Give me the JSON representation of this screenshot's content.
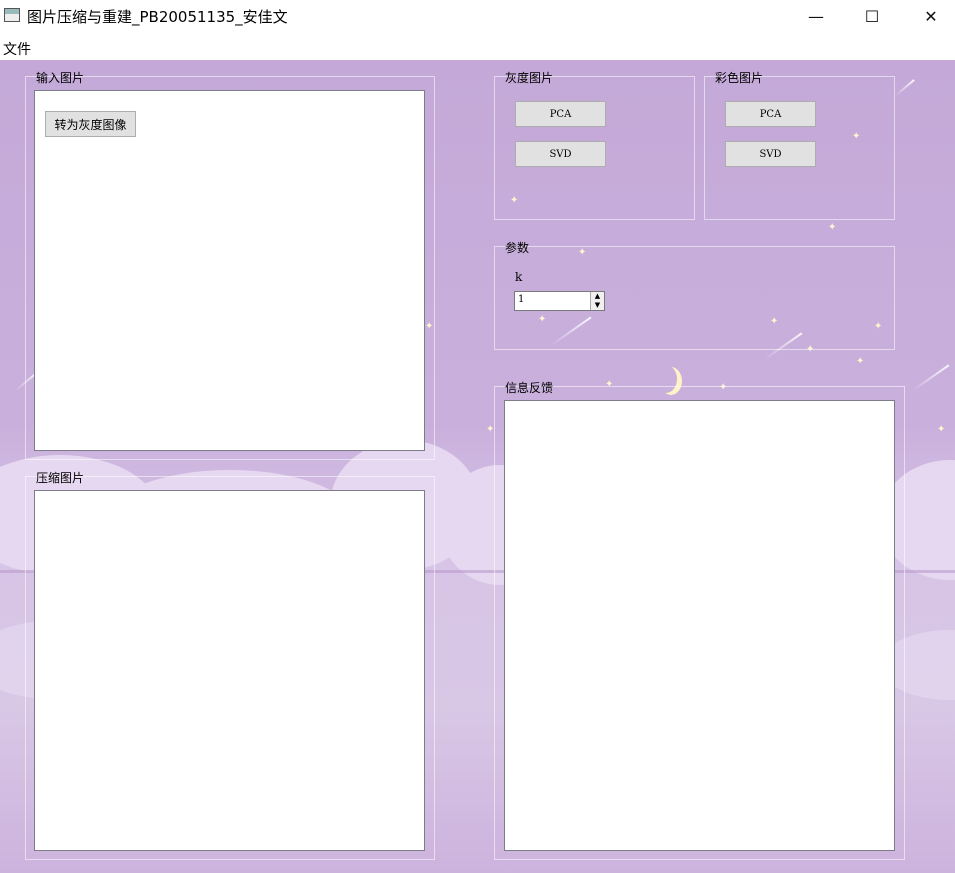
{
  "window": {
    "title": "图片压缩与重建_PB20051135_安佳文",
    "controls": {
      "minimize": "—",
      "maximize": "☐",
      "close": "✕"
    }
  },
  "menu": {
    "items": [
      {
        "label": "文件"
      }
    ]
  },
  "input_group": {
    "title": "输入图片",
    "gray_button": "转为灰度图像"
  },
  "compressed_group": {
    "title": "压缩图片"
  },
  "gray_group": {
    "title": "灰度图片",
    "pca_button": "PCA",
    "svd_button": "SVD"
  },
  "color_group": {
    "title": "彩色图片",
    "pca_button": "PCA",
    "svd_button": "SVD"
  },
  "params_group": {
    "title": "参数",
    "k_label": "k",
    "k_value": "1"
  },
  "feedback_group": {
    "title": "信息反馈"
  },
  "colors": {
    "background": "#c4a9d8",
    "panel": "#ffffff",
    "button": "#e1e1e1"
  }
}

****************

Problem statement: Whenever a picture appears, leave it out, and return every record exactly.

Solution for this task:
Give me the JSON representation of this screenshot's content.
{
  "window": {
    "title": "图片压缩与重建_PB20051135_安佳文",
    "controls": {
      "minimize": "—",
      "maximize": "☐",
      "close": "✕"
    }
  },
  "menu": {
    "items": [
      {
        "label": "文件"
      }
    ]
  },
  "input_group": {
    "title": "输入图片",
    "gray_button": "转为灰度图像"
  },
  "compressed_group": {
    "title": "压缩图片"
  },
  "gray_group": {
    "title": "灰度图片",
    "pca_button": "PCA",
    "svd_button": "SVD"
  },
  "color_group": {
    "title": "彩色图片",
    "pca_button": "PCA",
    "svd_button": "SVD"
  },
  "params_group": {
    "title": "参数",
    "k_label": "k",
    "k_value": "1"
  },
  "feedback_group": {
    "title": "信息反馈"
  },
  "colors": {
    "background": "#c4a9d8",
    "panel": "#ffffff",
    "button": "#e1e1e1"
  }
}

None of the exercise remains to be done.